In conclusion, analysis of the census samples reveals much about the determinants of employment in the South during the first half of the twentieth century. Racial differences in the quantity and quality of schooling limited the participation of blacks in the non-farm southern economy. In the words of Roger Ransom and Richard Sutch illiteracy "helped to trap the black farmer in southern agriculture". Consistent with the human capital model, a narrower racial gap in the quantity and quality of schooling would have improved the employment prospects of southern blacks, leading to a higher earnings ratio before World War Two. But the quantitative impact of racial differences in schooling was modest, and the impact was concentrated in certain occupations and industries. The "old" black middle class would have been bigger but its composition would still have been very different from that of the "new" black middle class.

Race, not schooling or spatial mismatch, was the principal factor behind employment segregation in the South. Although employment segregation declined during the 1940s World War Two did not fundamentally alter the social norms. Controlling for factors other than race, employment segregation in the South was higher in 1950 than in 1940.

In the 1950s and 1960s the dualism of southern labor markets finally came into conflict with the long-term increase in black schooling. Blacks entering the southern labor force in the 1950s and 1960s were better-educated than previous generations. For them (and their parents) the wait to end segregation had been long enough. Eventually the new generations had the federal government as an ally. It was no accident that federal enforcement of anti-discrimination legislation was initially targeted at the South for that is where enforcement was needed the most.
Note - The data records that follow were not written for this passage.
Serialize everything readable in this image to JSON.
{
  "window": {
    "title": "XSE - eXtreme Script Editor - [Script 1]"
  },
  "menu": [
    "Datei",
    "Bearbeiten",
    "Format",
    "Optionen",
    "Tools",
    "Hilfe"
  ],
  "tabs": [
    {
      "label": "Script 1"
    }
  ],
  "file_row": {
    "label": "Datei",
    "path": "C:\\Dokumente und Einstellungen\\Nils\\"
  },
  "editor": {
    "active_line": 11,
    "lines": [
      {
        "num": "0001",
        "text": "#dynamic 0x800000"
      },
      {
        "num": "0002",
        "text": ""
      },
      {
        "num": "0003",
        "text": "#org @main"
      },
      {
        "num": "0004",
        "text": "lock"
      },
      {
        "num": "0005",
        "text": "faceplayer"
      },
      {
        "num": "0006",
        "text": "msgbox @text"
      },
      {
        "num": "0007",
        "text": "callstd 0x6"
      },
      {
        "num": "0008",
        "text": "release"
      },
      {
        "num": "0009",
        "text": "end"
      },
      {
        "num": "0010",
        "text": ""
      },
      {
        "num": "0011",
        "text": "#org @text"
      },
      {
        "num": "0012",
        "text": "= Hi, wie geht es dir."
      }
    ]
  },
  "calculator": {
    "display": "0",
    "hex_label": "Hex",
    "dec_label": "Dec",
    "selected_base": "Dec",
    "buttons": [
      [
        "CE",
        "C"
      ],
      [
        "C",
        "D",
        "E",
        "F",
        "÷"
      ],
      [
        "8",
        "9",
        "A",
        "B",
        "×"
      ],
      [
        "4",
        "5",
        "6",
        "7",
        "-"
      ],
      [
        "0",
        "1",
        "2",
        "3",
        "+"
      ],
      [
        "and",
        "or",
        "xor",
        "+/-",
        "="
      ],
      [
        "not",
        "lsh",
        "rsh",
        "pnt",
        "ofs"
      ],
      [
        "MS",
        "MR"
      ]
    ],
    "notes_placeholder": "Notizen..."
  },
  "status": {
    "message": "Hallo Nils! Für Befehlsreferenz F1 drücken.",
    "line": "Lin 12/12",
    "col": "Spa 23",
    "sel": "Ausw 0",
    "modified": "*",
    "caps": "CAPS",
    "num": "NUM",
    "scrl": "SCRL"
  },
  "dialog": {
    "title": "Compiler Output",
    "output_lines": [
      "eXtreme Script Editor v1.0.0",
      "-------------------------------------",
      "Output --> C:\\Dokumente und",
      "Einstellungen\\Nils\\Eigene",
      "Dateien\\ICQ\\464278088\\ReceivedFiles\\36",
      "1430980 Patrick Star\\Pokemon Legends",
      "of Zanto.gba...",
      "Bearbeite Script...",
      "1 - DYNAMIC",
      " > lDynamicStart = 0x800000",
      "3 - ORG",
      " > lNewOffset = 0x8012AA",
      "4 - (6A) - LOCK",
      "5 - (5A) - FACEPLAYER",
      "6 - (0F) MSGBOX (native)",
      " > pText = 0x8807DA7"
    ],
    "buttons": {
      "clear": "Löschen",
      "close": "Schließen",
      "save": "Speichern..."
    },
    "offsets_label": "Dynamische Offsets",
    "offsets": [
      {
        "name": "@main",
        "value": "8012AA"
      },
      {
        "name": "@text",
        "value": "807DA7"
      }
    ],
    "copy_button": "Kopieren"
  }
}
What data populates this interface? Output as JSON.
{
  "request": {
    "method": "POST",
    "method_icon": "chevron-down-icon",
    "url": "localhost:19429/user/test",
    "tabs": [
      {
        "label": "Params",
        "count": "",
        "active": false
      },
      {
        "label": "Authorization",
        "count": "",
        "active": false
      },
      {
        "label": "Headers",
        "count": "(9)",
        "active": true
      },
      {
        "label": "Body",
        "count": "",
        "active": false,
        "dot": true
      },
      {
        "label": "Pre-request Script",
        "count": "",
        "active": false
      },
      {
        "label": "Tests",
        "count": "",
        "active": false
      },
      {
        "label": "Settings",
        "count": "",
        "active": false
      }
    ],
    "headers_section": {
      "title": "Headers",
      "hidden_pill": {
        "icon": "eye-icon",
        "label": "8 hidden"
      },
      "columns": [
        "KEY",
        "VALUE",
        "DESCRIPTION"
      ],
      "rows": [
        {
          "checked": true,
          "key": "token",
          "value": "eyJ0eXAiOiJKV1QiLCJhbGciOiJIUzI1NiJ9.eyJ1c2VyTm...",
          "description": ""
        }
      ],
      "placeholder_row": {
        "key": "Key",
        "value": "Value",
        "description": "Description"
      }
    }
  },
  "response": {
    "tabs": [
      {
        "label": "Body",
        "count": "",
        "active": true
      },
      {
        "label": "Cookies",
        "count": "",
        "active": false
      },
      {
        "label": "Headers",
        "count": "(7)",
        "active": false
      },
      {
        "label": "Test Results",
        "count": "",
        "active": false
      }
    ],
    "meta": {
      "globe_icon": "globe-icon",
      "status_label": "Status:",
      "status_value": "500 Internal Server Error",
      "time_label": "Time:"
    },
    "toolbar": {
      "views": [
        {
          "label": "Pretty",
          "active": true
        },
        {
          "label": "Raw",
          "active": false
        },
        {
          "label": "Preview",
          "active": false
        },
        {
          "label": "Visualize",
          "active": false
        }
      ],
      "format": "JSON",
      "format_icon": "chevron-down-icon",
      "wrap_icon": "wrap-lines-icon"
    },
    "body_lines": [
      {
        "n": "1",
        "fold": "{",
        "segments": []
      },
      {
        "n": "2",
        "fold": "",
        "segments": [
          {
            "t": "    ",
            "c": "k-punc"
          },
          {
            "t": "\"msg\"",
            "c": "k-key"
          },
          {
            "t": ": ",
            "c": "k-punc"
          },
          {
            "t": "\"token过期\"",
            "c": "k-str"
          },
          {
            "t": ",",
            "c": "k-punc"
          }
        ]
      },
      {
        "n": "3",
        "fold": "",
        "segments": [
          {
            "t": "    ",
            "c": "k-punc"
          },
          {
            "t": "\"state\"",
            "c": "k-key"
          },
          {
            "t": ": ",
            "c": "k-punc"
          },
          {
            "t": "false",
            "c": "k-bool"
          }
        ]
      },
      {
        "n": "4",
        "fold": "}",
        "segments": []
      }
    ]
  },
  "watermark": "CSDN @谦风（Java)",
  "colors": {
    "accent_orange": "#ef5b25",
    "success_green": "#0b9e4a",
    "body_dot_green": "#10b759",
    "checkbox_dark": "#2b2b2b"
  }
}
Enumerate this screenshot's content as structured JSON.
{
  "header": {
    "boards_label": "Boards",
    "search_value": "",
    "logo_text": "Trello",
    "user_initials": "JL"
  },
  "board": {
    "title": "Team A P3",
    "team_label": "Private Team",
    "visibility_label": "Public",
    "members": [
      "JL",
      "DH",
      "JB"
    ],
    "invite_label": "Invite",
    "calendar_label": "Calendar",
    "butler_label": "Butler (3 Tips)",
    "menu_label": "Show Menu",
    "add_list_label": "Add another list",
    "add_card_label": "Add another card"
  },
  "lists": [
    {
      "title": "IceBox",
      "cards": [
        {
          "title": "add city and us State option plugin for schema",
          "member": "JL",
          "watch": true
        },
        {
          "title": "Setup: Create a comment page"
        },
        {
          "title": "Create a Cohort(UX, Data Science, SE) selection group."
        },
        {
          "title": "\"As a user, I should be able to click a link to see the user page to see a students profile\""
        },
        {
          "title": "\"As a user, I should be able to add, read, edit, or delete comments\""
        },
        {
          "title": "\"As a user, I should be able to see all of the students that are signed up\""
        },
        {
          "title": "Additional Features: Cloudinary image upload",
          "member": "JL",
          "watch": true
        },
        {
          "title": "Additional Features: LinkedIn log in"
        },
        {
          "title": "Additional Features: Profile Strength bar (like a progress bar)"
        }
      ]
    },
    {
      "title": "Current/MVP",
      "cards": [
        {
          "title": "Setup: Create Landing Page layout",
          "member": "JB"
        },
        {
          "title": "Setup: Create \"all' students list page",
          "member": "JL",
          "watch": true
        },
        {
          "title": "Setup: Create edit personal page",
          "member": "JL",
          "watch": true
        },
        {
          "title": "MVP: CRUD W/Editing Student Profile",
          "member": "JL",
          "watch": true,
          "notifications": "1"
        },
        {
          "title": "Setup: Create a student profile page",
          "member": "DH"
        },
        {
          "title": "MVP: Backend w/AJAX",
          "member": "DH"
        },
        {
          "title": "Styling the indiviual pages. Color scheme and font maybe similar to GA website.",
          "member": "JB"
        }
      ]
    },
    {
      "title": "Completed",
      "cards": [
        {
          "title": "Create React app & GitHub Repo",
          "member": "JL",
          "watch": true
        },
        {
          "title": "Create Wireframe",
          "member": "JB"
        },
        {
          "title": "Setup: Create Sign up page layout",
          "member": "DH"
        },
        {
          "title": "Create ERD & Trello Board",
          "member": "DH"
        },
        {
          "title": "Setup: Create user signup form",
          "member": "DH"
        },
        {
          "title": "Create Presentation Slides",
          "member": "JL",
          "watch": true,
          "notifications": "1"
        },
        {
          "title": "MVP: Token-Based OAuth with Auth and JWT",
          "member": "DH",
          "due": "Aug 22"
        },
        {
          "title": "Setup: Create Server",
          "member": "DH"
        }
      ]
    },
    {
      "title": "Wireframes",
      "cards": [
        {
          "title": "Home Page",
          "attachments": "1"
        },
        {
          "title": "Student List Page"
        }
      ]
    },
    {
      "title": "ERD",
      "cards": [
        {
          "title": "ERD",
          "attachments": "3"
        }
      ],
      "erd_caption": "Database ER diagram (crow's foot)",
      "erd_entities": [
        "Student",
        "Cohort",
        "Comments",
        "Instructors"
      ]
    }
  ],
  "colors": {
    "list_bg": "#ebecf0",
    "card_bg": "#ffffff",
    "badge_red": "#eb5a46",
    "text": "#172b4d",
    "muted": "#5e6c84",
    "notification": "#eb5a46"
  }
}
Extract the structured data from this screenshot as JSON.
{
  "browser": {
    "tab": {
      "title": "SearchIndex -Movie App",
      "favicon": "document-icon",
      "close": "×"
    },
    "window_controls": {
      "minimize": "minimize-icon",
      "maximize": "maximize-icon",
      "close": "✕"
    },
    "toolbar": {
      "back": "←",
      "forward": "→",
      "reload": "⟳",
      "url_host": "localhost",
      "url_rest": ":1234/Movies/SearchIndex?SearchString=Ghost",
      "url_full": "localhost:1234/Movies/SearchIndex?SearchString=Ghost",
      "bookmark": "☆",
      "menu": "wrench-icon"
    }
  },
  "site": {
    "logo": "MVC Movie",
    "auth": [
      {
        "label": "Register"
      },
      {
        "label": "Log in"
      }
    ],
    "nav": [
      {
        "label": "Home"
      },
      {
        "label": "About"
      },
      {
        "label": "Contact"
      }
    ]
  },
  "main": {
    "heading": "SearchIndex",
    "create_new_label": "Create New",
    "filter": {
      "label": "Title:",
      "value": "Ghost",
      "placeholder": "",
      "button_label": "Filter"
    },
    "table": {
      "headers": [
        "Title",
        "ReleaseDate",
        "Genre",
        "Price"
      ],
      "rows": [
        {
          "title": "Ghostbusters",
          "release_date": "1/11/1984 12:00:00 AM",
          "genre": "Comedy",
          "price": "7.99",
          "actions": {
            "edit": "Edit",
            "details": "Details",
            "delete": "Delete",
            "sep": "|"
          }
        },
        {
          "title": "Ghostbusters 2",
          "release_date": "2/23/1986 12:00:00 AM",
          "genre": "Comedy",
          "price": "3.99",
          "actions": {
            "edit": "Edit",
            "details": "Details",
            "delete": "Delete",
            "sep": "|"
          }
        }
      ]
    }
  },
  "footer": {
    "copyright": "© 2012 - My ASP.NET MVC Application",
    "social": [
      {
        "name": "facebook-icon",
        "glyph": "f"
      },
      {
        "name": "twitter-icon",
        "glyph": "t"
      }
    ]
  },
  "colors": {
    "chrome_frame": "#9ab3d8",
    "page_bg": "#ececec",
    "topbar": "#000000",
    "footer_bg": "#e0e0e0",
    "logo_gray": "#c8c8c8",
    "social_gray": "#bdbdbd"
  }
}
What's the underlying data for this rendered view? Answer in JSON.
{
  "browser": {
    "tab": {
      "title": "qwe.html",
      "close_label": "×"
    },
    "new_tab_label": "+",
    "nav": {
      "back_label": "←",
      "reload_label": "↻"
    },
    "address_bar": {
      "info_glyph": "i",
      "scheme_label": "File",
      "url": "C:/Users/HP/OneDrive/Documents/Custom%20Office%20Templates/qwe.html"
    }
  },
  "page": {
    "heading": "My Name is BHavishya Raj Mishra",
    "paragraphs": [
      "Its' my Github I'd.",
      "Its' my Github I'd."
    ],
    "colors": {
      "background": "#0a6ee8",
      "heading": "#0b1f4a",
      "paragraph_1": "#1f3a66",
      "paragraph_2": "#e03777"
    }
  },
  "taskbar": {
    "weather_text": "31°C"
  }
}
*This paper is an abridged version of Chapter 6 of R. Margo, Race and Schooling in the South, 1880-1950: An Economic History (University of Chicago Press, 1990)